However, not all have been supportive of the role and influence that religious leaders have had in promoting peace and reconciliation.Critics argue that survivors are pressured by religious leaders to forgive, which promotes impunity and does not adequately address the unique needs of survivors. Some critics express the concern that the Christian understanding of reconciliation carries strong moral obligations, implying that in order to have a relationship with God, one must forgive one’s enemies. This concern is compounded by the fact that the Acholi word for amnesty, a process vigorously promoted by the religious leaders in order to encourage the surrender of the rebels, is kica, which also means forgiveness.
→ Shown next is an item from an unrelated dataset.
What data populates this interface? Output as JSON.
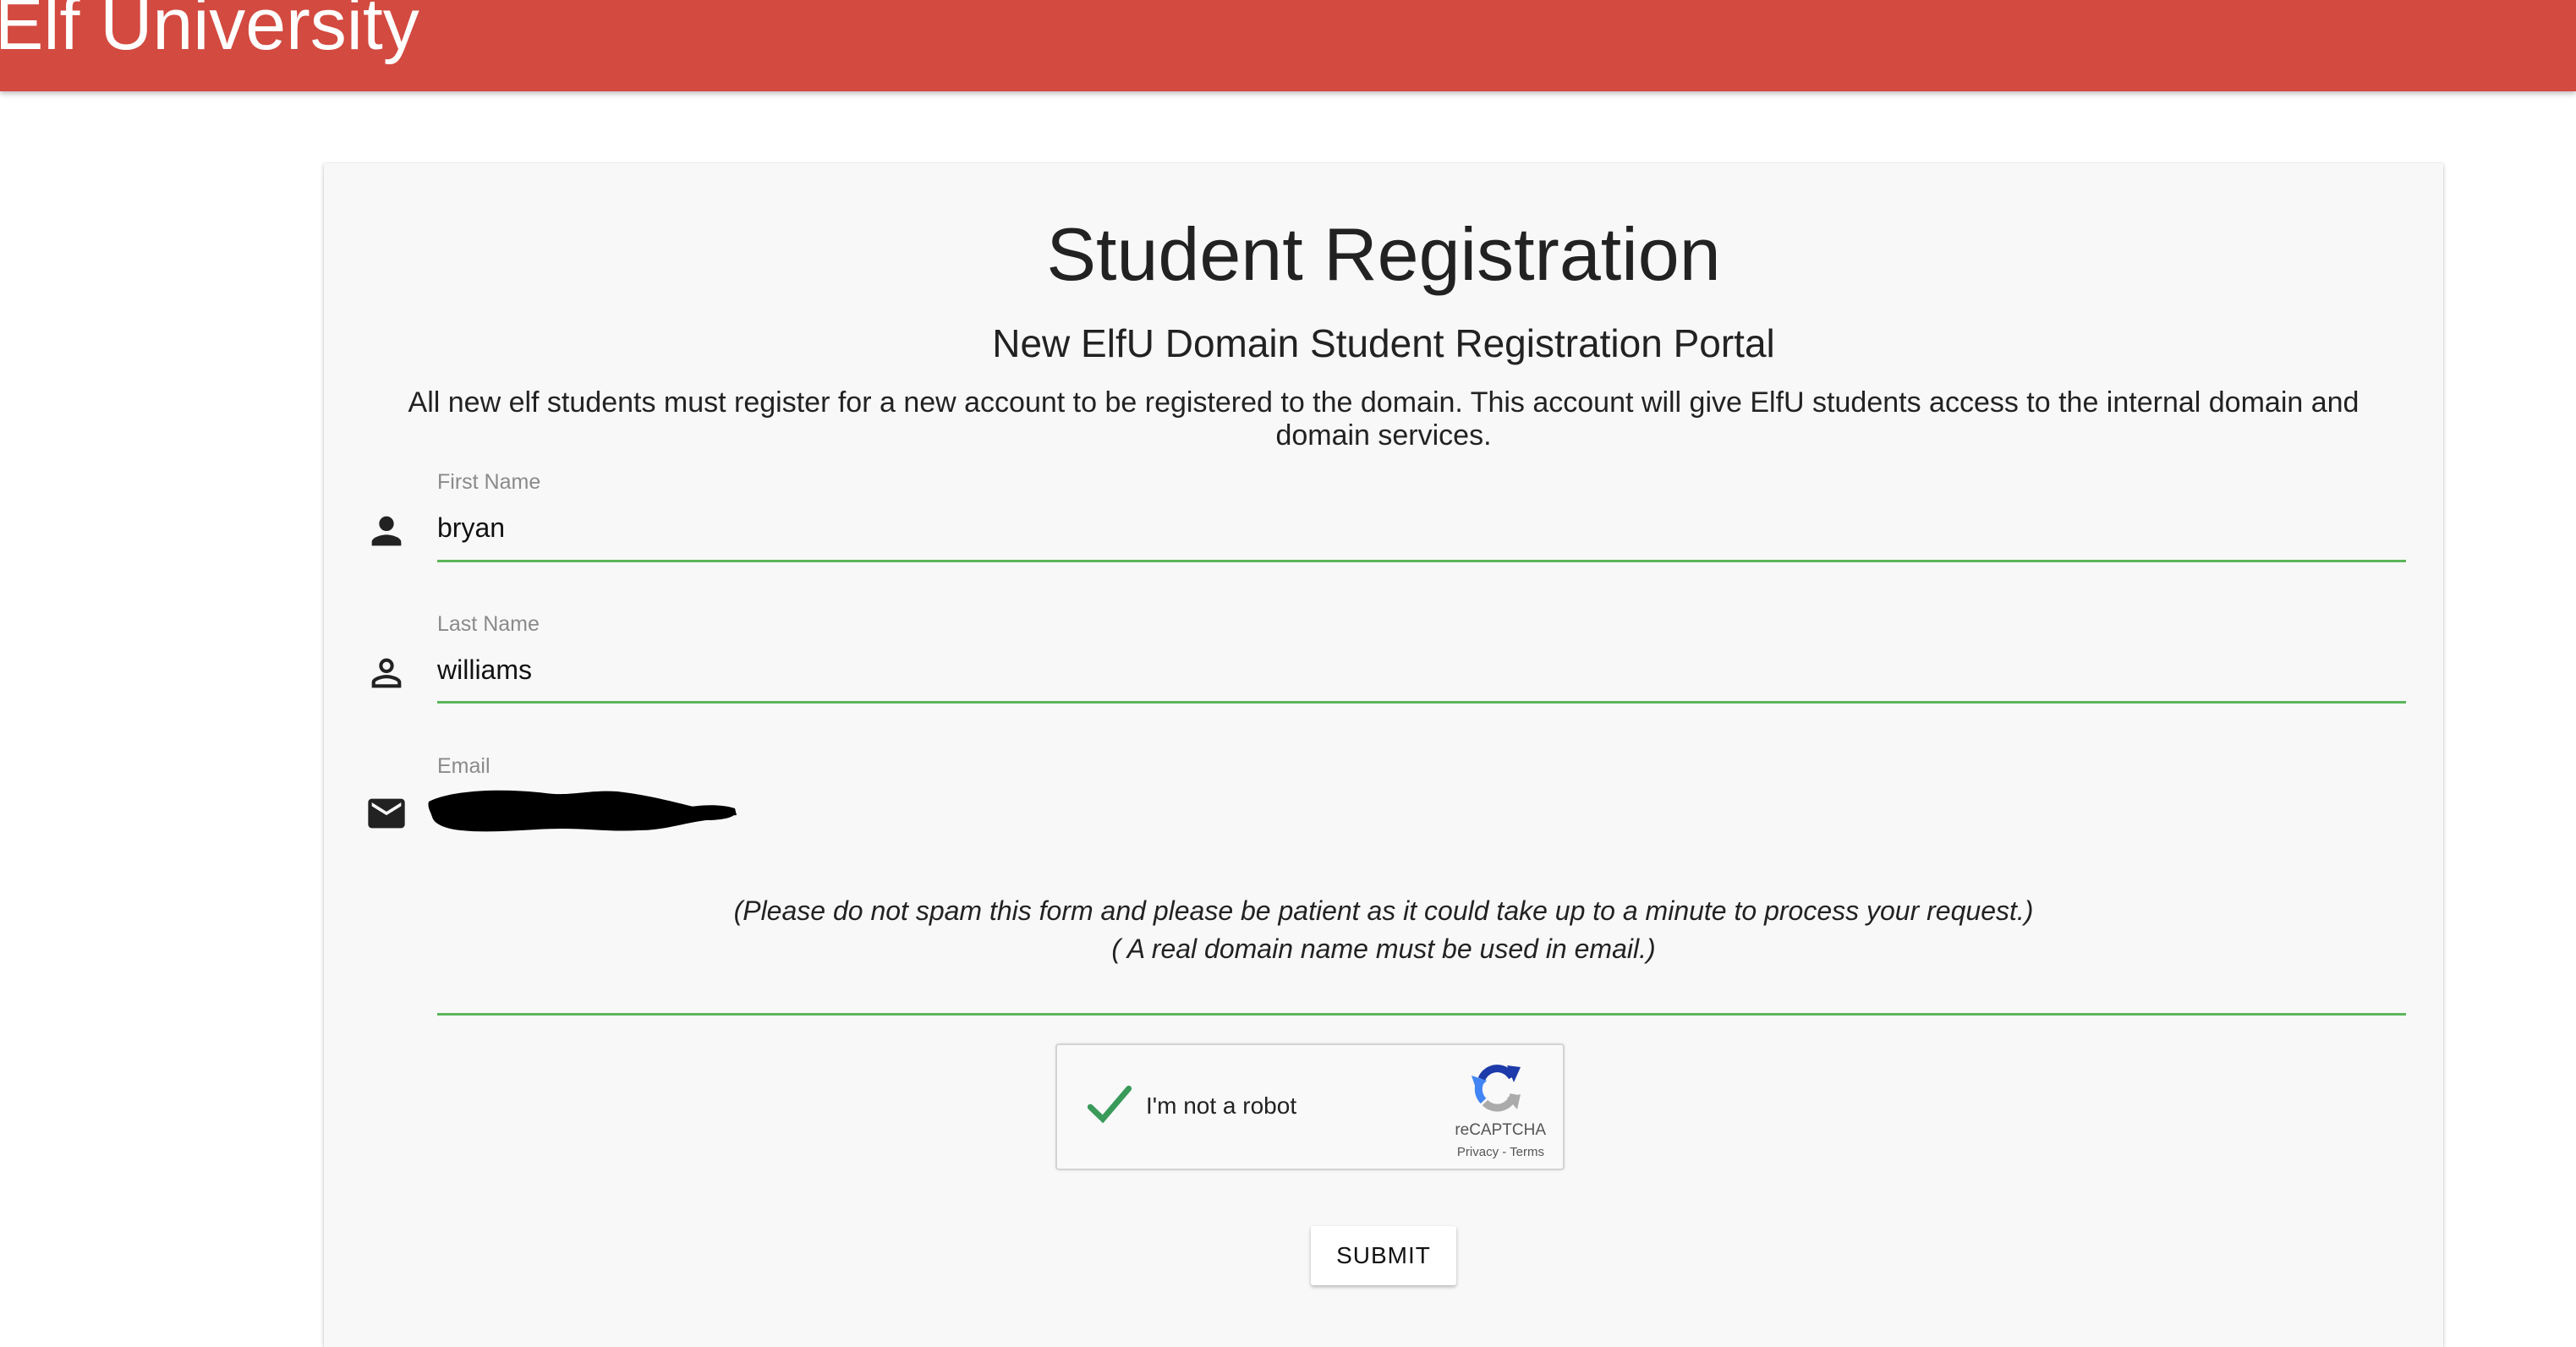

Others argue that the widespread use of religious rhetoric in promoting reconciliation may only help to achieve non-violent coexistence, but not reconciliation. For example, in post-conflict Sierra Leone, Lisa Skoval perceived the rhetoric surrounding Christian reconciliation to be “formulaic.” She found that while people verbally stated they had forgiven and reconciled with their perpetrators, community members remained “fearful, careful, and diffident in their dealings with former combatants” (quoted in Govier, 2006). Such critiques certainly name valid concerns. For their part, ARLPI recognizes that ceremonies of reconciliation like the one descried at the beginning of this article are only the starting point. Sustainable reconciliation is a long-term process, providing opportunities for both victims and perpetrators in northern Ugandan communities to work side-by-side, rebuilding trust, restoring interdependence and moving towards a shared future together.
Wade Snowdon coordinates MCC’s Serving and Learning Together (SALT) program.
Finnström, Sverker. Living With Bad Surroundings. North Carolina: Duke University Press, 2008.
Govier, Trudy. Taking Wrongs Seriously: Acknowledgement, Reconciliation, and the Politics of Sustainable Peace. New York: Humanity Books, 2006.
Oloya, Opiyo. Child To Soldier: Stories from Joseph Kony’s Lord’s Resistance Army. Toronto:University of Toronto Press, 2013.
Peachey, Dean. “The Elusive Quest for Reconciliation in Northern Uganda.” In Critical
Perspectives in Transitional Justice. Ed. Nicola Palmer, Danielle Granville and Phil Clark, 287-308. Notre Dame: University of Notre Dame Press, 2011.
Tutu, Desmond. No Future without Forgiveness. New York: Random House, 1999.